Noncontroversial and straightforward tweaks to a tax code that contains more than 3.5 million words are not easy to find, but the AICPA has several such proposals that, if enacted, could eliminate a few headaches for taxpayers and CPAs alike.
The AICPA’s second annual compendium of legislative proposals, distributed to key congressional tax committee leaders last week, seeks to correct technical problems related to a wide range of issues such as tax credits, due dates and penalties. Some of the proposals are narrow in scope (for example, allowing certain spousal transfers of suspended losses) while others touch on broadly used provisions that affect thousands or millions of taxpayers (school expense and attorney fee deductions, and nonbusiness mileage rates).
The most extensive proposal would streamline the growing number of incentives intended to help taxpayers meet or save for post-secondary educational expenses. Taxpayers currently face multiple sets of income phaseouts and qualifying expenses, depending on which credit or tuition plan they choose. (See pages 6–9 of the compendium for a chart.)
The Government Accountability Office (GAO) has estimated that almost 20% of eligible taxpayers are not taking advantage of these deductions and credits. And many of those who are using them are not doing so correctly. The Treasury Inspector General for Tax Administration (TIGTA) reported in 2009 that approximately $300 million of Hope scholarship credits were inappropriately claimed in tax year 2006.

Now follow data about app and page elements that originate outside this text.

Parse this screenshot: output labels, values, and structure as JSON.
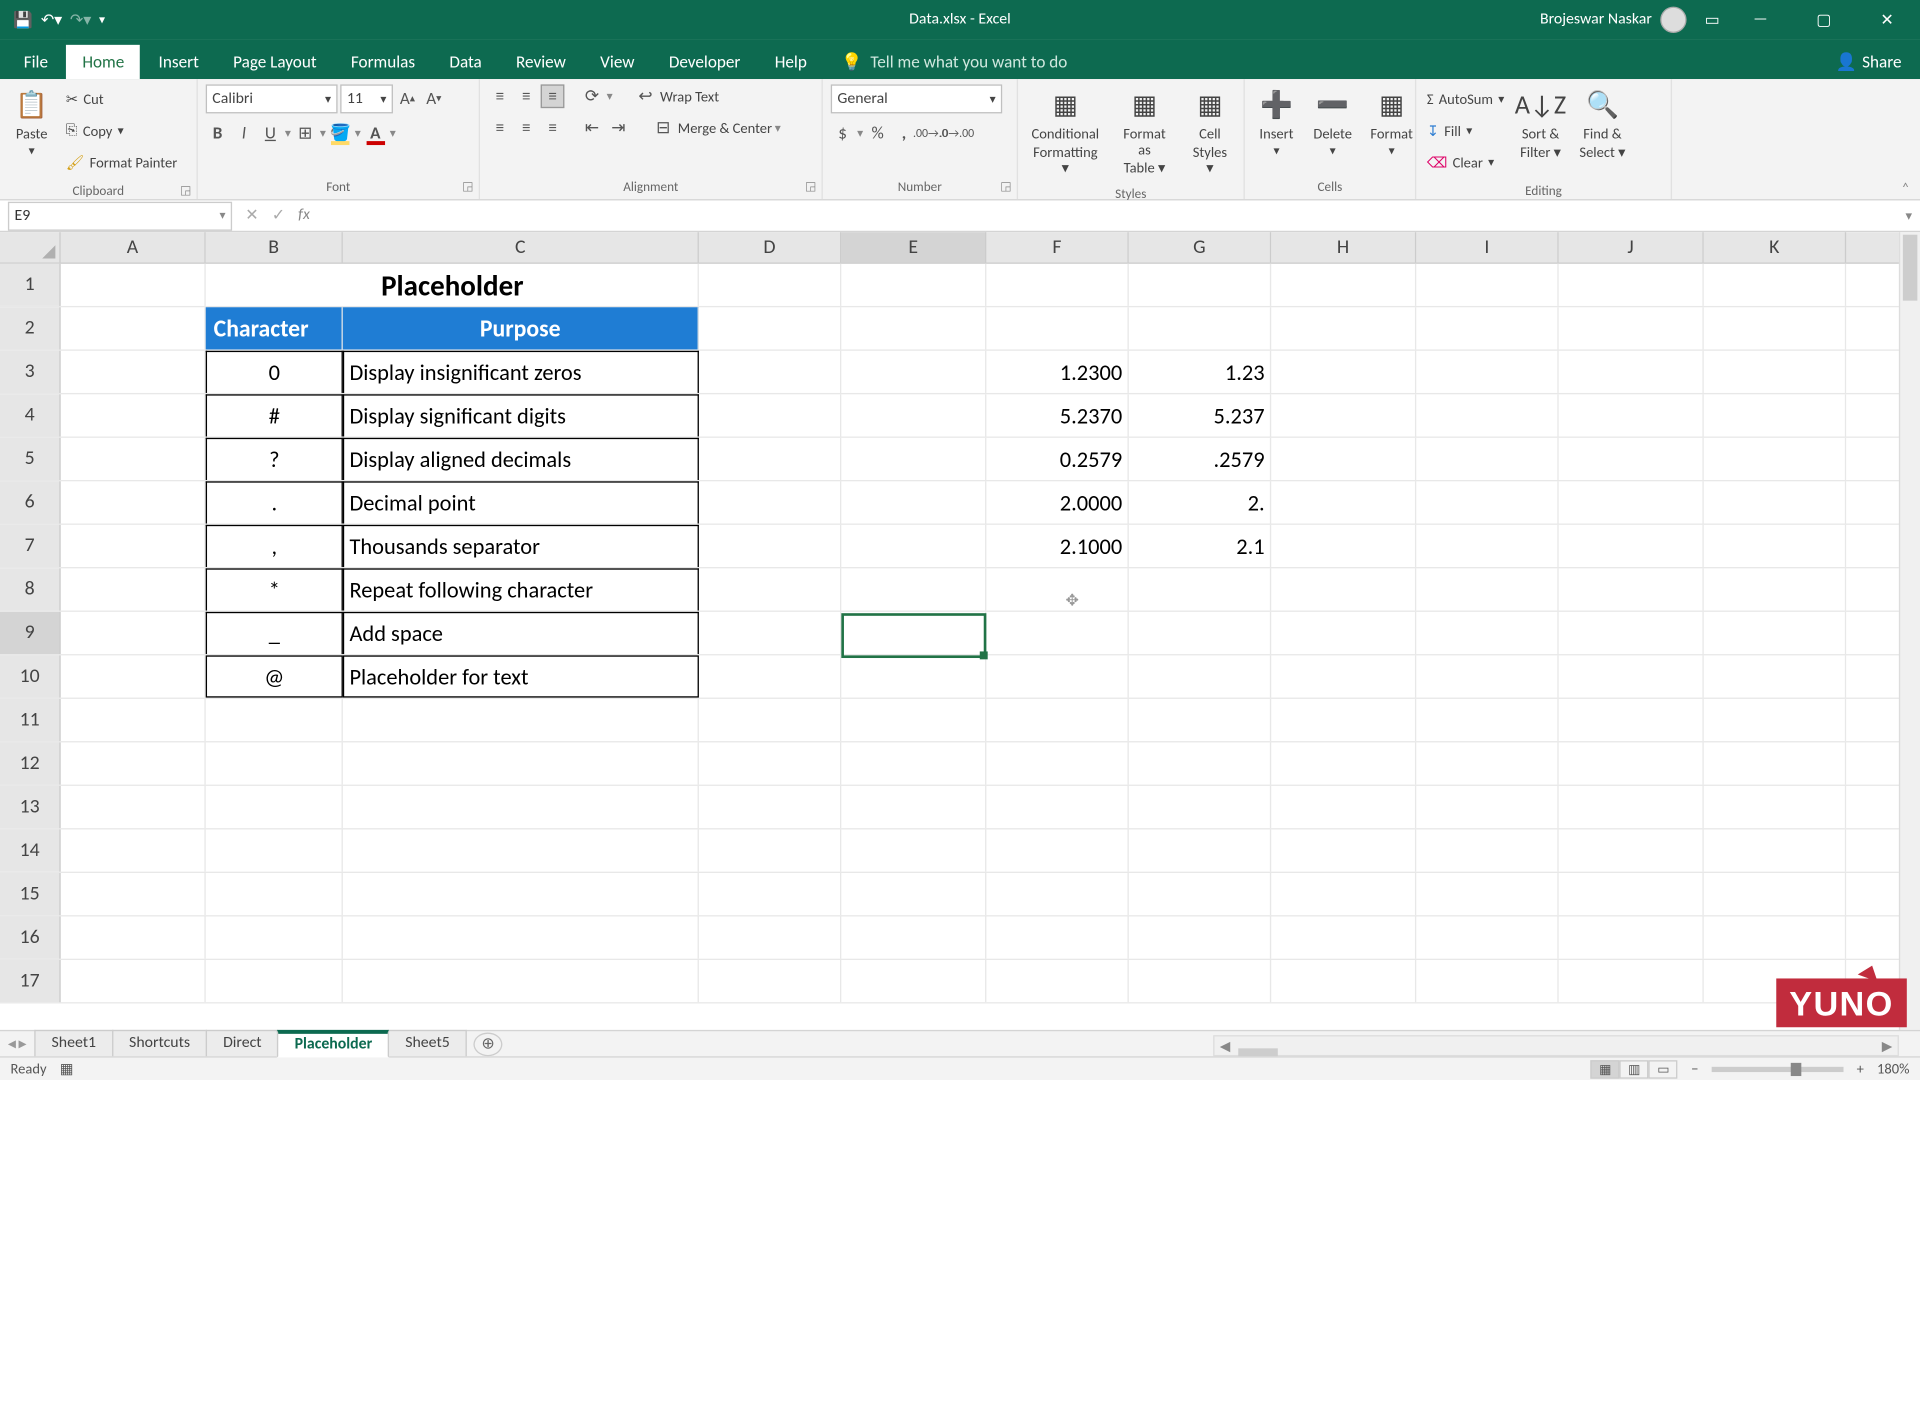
{
  "title_bar": {
    "doc": "Data.xlsx  -  Excel",
    "user": "Brojeswar Naskar"
  },
  "tabs": {
    "file": "File",
    "home": "Home",
    "insert": "Insert",
    "page_layout": "Page Layout",
    "formulas": "Formulas",
    "data": "Data",
    "review": "Review",
    "view": "View",
    "developer": "Developer",
    "help": "Help",
    "tell": "Tell me what you want to do",
    "share": "Share"
  },
  "ribbon": {
    "clipboard": {
      "paste": "Paste",
      "cut": "Cut",
      "copy": "Copy",
      "fp": "Format Painter",
      "label": "Clipboard"
    },
    "font": {
      "name": "Calibri",
      "size": "11",
      "label": "Font"
    },
    "alignment": {
      "wrap": "Wrap Text",
      "merge": "Merge & Center",
      "label": "Alignment"
    },
    "number": {
      "format": "General",
      "label": "Number"
    },
    "styles": {
      "cf1": "Conditional",
      "cf2": "Formatting",
      "ft1": "Format as",
      "ft2": "Table",
      "cs1": "Cell",
      "cs2": "Styles",
      "label": "Styles"
    },
    "cells": {
      "ins": "Insert",
      "del": "Delete",
      "fmt": "Format",
      "label": "Cells"
    },
    "editing": {
      "as": "AutoSum",
      "fill": "Fill",
      "clear": "Clear",
      "sf1": "Sort &",
      "sf2": "Filter",
      "fs1": "Find &",
      "fs2": "Select",
      "label": "Editing"
    }
  },
  "namebox": "E9",
  "columns": [
    "A",
    "B",
    "C",
    "D",
    "E",
    "F",
    "G",
    "H",
    "I",
    "J",
    "K"
  ],
  "sheet": {
    "title": "Placeholder",
    "hdr_char": "Character",
    "hdr_purpose": "Purpose",
    "rows": [
      {
        "ch": "0",
        "p": "Display insignificant zeros"
      },
      {
        "ch": "#",
        "p": "Display significant digits"
      },
      {
        "ch": "?",
        "p": "Display aligned decimals"
      },
      {
        "ch": ".",
        "p": "Decimal point"
      },
      {
        "ch": ",",
        "p": "Thousands separator"
      },
      {
        "ch": "*",
        "p": "Repeat following character"
      },
      {
        "ch": "_",
        "p": "Add space"
      },
      {
        "ch": "@",
        "p": "Placeholder for text"
      }
    ],
    "fvals": [
      "1.2300",
      "5.2370",
      "0.2579",
      "2.0000",
      "2.1000"
    ],
    "gvals": [
      "1.23",
      "5.237",
      ".2579",
      "2.",
      "2.1"
    ]
  },
  "sheet_tabs": [
    "Sheet1",
    "Shortcuts",
    "Direct",
    "Placeholder",
    "Sheet5"
  ],
  "status": {
    "ready": "Ready",
    "zoom": "180%"
  },
  "brand": "YUNO"
}
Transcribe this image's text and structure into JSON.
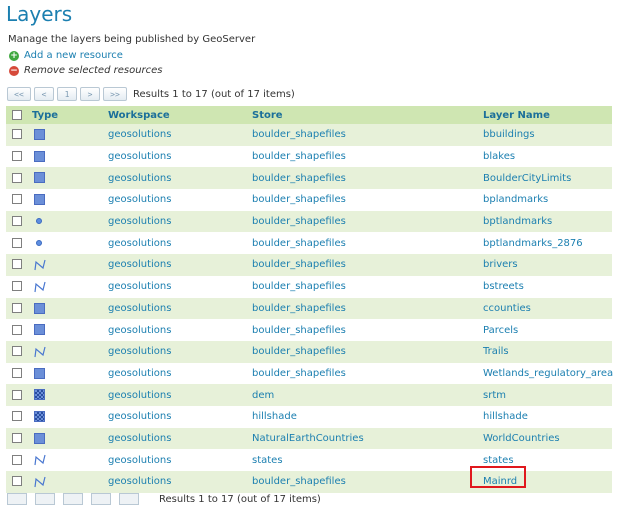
{
  "page": {
    "title": "Layers",
    "description": "Manage the layers being published by GeoServer"
  },
  "actions": {
    "add_label": "Add a new resource",
    "remove_label": "Remove selected resources"
  },
  "pager": {
    "first": "<<",
    "prev": "<",
    "current": "1",
    "next": ">",
    "last": ">>",
    "results": "Results 1 to 17 (out of 17 items)"
  },
  "table": {
    "headers": {
      "type": "Type",
      "workspace": "Workspace",
      "store": "Store",
      "layer": "Layer Name"
    },
    "rows": [
      {
        "type": "polygon",
        "workspace": "geosolutions",
        "store": "boulder_shapefiles",
        "layer": "bbuildings"
      },
      {
        "type": "polygon",
        "workspace": "geosolutions",
        "store": "boulder_shapefiles",
        "layer": "blakes"
      },
      {
        "type": "polygon",
        "workspace": "geosolutions",
        "store": "boulder_shapefiles",
        "layer": "BoulderCityLimits"
      },
      {
        "type": "polygon",
        "workspace": "geosolutions",
        "store": "boulder_shapefiles",
        "layer": "bplandmarks"
      },
      {
        "type": "point",
        "workspace": "geosolutions",
        "store": "boulder_shapefiles",
        "layer": "bptlandmarks"
      },
      {
        "type": "point",
        "workspace": "geosolutions",
        "store": "boulder_shapefiles",
        "layer": "bptlandmarks_2876"
      },
      {
        "type": "line",
        "workspace": "geosolutions",
        "store": "boulder_shapefiles",
        "layer": "brivers"
      },
      {
        "type": "line",
        "workspace": "geosolutions",
        "store": "boulder_shapefiles",
        "layer": "bstreets"
      },
      {
        "type": "polygon",
        "workspace": "geosolutions",
        "store": "boulder_shapefiles",
        "layer": "ccounties"
      },
      {
        "type": "polygon",
        "workspace": "geosolutions",
        "store": "boulder_shapefiles",
        "layer": "Parcels"
      },
      {
        "type": "line",
        "workspace": "geosolutions",
        "store": "boulder_shapefiles",
        "layer": "Trails"
      },
      {
        "type": "polygon",
        "workspace": "geosolutions",
        "store": "boulder_shapefiles",
        "layer": "Wetlands_regulatory_area"
      },
      {
        "type": "raster",
        "workspace": "geosolutions",
        "store": "dem",
        "layer": "srtm"
      },
      {
        "type": "raster",
        "workspace": "geosolutions",
        "store": "hillshade",
        "layer": "hillshade"
      },
      {
        "type": "polygon",
        "workspace": "geosolutions",
        "store": "NaturalEarthCountries",
        "layer": "WorldCountries"
      },
      {
        "type": "line",
        "workspace": "geosolutions",
        "store": "states",
        "layer": "states"
      },
      {
        "type": "line",
        "workspace": "geosolutions",
        "store": "boulder_shapefiles",
        "layer": "Mainrd",
        "highlighted": true
      }
    ]
  },
  "bottom_pager": {
    "results": "Results 1 to 17 (out of 17 items)"
  },
  "colors": {
    "title": "#1b7fb0",
    "link": "#1b7fb0",
    "header_bg": "#cfe6b2",
    "row_alt_bg": "#e7f1d9",
    "highlight_box": "#e0181d"
  }
}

The AICPA suggested several ways to simplify the current scheme, including the creation of one credit for all post-secondary expenses that is per student rather than per taxpayer. It also recommends creating a uniform definition of qualified higher education expenses, continuing the requirement for the student’s Social Security number on the return to help track compliance, and harmonizing the income phaseouts for all education incentives.
Other proposals in the compendium, and the AICPA’s reasons for urging the change, include:
1. Creating a separate rate for a child’s taxable income (eliminating the link to the parents’ income).
Rationale: Eliminates significant complexity for the “kiddie tax” calculation; also addresses potential alternative minimum tax (AMT) and tax equity issues for certain filers.
2. Standardizing the mileage rates—one for business expenses and another for nonbusiness (charitable, medical and moving expenses)—and set the nonbusiness rate to at least 50% of the business rate.
Rationale: Simplifies tax calculation. Also eliminates the huge disparity between rates (14 cents per mile for charitable, 51 cents per mile for business) and allows all rates to be adjusted in a timely manner.
3. Allowing attorney fees and court costs related to a litigation award or settlement as deductions for adjusted gross income.
Rationale: Corrects inequity in the law—costs for only certain types of litigation that generate gross income can be deducted for AGI; others are treated as miscellaneous itemized deductions.
4. Repealing full vesting on partial termination of qualified retirement plans.
Rationale: Eliminates significant burden due to uncertainty about when a “partial termination” occurs (the Code does not define partial termination).
5. Allowing a reasonable cause exception to the IRC § 6707A penalty for failure to include reportable transaction information with a return.
Rationale: Current law is not consistent with other penalty policies—the IRS has no discretion to waive, and the taxpayer has no opportunity to come into compliance.
6. Extending the due date for foreign bank and financial accounts (FBAR) reporting from June 30 to Oct. 15.
Rationale: Information needed for reporting is often not available to tax practitioners by June 30.
7. Repealing the requirement of a 20% partial payment with a lump-sum offer-in-compromise.
Rationale: Current law discourages taxpayers from using the IRS offer-in-compromise program. Repeal provides an effective option for addressing tax liability.
8. Allowing transfer of partnership suspended losses to one another when spousal transfers under section 1041(a) take place.
Rationale: Suspended losses should be available to the spouse who actually owns the partnership interest. Similar transfers are currently allowed for S corporation shareholders.
9. Clarifying that husband and wife partnerships recognized under state law are eligible to elect qualified joint venture status.
Rationale: The current definition of qualified joint venture makes it unclear which partnerships are eligible to make the election.
10. Allowing offset to built-in gains tax for charitable contribution and foreign tax credit carryforwards from a C corporation year to an S corporation year.
Rationale: Foreign tax credit and charitable contributions relate to a liability integrally related to the former C corporation and should be allowed to be carried forward like other business credits and deductions.
11. Adding a new 120-day post-termination transition period starting on the date that a taxpayer files an amended Form 1120S, U.S. Income Tax Return for an S Corporation.
Rationale: Filing of an amended return should trigger the beginning of a new post-termination transition period, similar to what is allowed for an audit adjustment.
12. Allowing administrative relief for certain late qualified terminal interest property (QTIP) and qualified revocable trust (QRT) elections.
Rationale: Current law imposes hardship on taxpayers who lose a gift tax QTIP marital deduction or QRT benefit due to an error by their adviser. Similar relief is now provided for generation-skipping transfers.